Start of Information given
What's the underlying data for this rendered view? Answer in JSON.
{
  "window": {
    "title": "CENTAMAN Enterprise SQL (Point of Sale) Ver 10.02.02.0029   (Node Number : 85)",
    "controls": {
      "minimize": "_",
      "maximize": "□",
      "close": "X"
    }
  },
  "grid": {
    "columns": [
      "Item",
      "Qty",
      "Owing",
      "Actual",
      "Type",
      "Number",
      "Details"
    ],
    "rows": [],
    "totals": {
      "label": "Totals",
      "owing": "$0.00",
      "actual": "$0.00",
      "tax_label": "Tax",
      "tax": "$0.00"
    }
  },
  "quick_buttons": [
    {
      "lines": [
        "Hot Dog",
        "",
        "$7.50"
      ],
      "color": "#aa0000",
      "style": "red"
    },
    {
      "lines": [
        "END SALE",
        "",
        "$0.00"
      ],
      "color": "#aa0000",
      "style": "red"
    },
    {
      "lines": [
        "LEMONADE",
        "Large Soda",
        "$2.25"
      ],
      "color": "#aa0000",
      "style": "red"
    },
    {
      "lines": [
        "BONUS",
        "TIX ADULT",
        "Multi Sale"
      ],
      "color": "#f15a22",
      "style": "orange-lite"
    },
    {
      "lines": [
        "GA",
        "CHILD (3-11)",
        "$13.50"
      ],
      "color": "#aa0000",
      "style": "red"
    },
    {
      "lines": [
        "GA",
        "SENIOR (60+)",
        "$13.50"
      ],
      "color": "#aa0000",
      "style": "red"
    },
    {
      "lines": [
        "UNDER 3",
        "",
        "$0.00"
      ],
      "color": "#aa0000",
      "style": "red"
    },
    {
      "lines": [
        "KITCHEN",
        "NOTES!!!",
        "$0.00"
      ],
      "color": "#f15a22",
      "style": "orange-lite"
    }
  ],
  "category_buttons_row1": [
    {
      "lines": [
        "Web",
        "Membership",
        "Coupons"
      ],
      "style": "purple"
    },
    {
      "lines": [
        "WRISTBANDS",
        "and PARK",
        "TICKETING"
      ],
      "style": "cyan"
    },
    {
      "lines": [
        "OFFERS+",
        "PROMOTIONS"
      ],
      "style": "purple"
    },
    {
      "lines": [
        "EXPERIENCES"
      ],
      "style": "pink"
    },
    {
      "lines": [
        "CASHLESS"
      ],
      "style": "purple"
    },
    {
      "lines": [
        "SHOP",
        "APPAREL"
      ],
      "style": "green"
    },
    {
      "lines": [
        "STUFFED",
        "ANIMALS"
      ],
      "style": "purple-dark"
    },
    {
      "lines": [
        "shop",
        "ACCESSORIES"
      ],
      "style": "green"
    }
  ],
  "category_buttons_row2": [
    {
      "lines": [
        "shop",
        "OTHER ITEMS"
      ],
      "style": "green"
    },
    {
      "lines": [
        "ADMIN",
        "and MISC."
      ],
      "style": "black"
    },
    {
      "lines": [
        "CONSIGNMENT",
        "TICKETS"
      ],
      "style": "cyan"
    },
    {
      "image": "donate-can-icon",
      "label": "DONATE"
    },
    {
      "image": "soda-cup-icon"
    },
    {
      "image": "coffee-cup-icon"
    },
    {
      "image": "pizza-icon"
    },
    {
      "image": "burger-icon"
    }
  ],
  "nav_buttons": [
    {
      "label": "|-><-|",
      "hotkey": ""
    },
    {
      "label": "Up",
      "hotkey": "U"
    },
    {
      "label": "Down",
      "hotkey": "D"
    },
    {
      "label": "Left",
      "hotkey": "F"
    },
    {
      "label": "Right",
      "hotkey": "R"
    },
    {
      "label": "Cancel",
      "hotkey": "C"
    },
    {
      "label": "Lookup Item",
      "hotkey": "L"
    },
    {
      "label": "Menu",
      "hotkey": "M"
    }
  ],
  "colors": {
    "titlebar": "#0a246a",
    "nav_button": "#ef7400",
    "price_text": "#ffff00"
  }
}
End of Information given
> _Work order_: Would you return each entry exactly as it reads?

> _Answer to the problem_:
What's the underlying data for this rendered view? Answer in JSON.
{
  "window": {
    "title": "CENTAMAN Enterprise SQL (Point of Sale) Ver 10.02.02.0029   (Node Number : 85)",
    "controls": {
      "minimize": "_",
      "maximize": "□",
      "close": "X"
    }
  },
  "grid": {
    "columns": [
      "Item",
      "Qty",
      "Owing",
      "Actual",
      "Type",
      "Number",
      "Details"
    ],
    "rows": [],
    "totals": {
      "label": "Totals",
      "owing": "$0.00",
      "actual": "$0.00",
      "tax_label": "Tax",
      "tax": "$0.00"
    }
  },
  "quick_buttons": [
    {
      "lines": [
        "Hot Dog",
        "",
        "$7.50"
      ],
      "color": "#aa0000",
      "style": "red"
    },
    {
      "lines": [
        "END SALE",
        "",
        "$0.00"
      ],
      "color": "#aa0000",
      "style": "red"
    },
    {
      "lines": [
        "LEMONADE",
        "Large Soda",
        "$2.25"
      ],
      "color": "#aa0000",
      "style": "red"
    },
    {
      "lines": [
        "BONUS",
        "TIX ADULT",
        "Multi Sale"
      ],
      "color": "#f15a22",
      "style": "orange-lite"
    },
    {
      "lines": [
        "GA",
        "CHILD (3-11)",
        "$13.50"
      ],
      "color": "#aa0000",
      "style": "red"
    },
    {
      "lines": [
        "GA",
        "SENIOR (60+)",
        "$13.50"
      ],
      "color": "#aa0000",
      "style": "red"
    },
    {
      "lines": [
        "UNDER 3",
        "",
        "$0.00"
      ],
      "color": "#aa0000",
      "style": "red"
    },
    {
      "lines": [
        "KITCHEN",
        "NOTES!!!",
        "$0.00"
      ],
      "color": "#f15a22",
      "style": "orange-lite"
    }
  ],
  "category_buttons_row1": [
    {
      "lines": [
        "Web",
        "Membership",
        "Coupons"
      ],
      "style": "purple"
    },
    {
      "lines": [
        "WRISTBANDS",
        "and PARK",
        "TICKETING"
      ],
      "style": "cyan"
    },
    {
      "lines": [
        "OFFERS+",
        "PROMOTIONS"
      ],
      "style": "purple"
    },
    {
      "lines": [
        "EXPERIENCES"
      ],
      "style": "pink"
    },
    {
      "lines": [
        "CASHLESS"
      ],
      "style": "purple"
    },
    {
      "lines": [
        "SHOP",
        "APPAREL"
      ],
      "style": "green"
    },
    {
      "lines": [
        "STUFFED",
        "ANIMALS"
      ],
      "style": "purple-dark"
    },
    {
      "lines": [
        "shop",
        "ACCESSORIES"
      ],
      "style": "green"
    }
  ],
  "category_buttons_row2": [
    {
      "lines": [
        "shop",
        "OTHER ITEMS"
      ],
      "style": "green"
    },
    {
      "lines": [
        "ADMIN",
        "and MISC."
      ],
      "style": "black"
    },
    {
      "lines": [
        "CONSIGNMENT",
        "TICKETS"
      ],
      "style": "cyan"
    },
    {
      "image": "donate-can-icon",
      "label": "DONATE"
    },
    {
      "image": "soda-cup-icon"
    },
    {
      "image": "coffee-cup-icon"
    },
    {
      "image": "pizza-icon"
    },
    {
      "image": "burger-icon"
    }
  ],
  "nav_buttons": [
    {
      "label": "|-><-|",
      "hotkey": ""
    },
    {
      "label": "Up",
      "hotkey": "U"
    },
    {
      "label": "Down",
      "hotkey": "D"
    },
    {
      "label": "Left",
      "hotkey": "F"
    },
    {
      "label": "Right",
      "hotkey": "R"
    },
    {
      "label": "Cancel",
      "hotkey": "C"
    },
    {
      "label": "Lookup Item",
      "hotkey": "L"
    },
    {
      "label": "Menu",
      "hotkey": "M"
    }
  ],
  "colors": {
    "titlebar": "#0a246a",
    "nav_button": "#ef7400",
    "price_text": "#ffff00"
  }
}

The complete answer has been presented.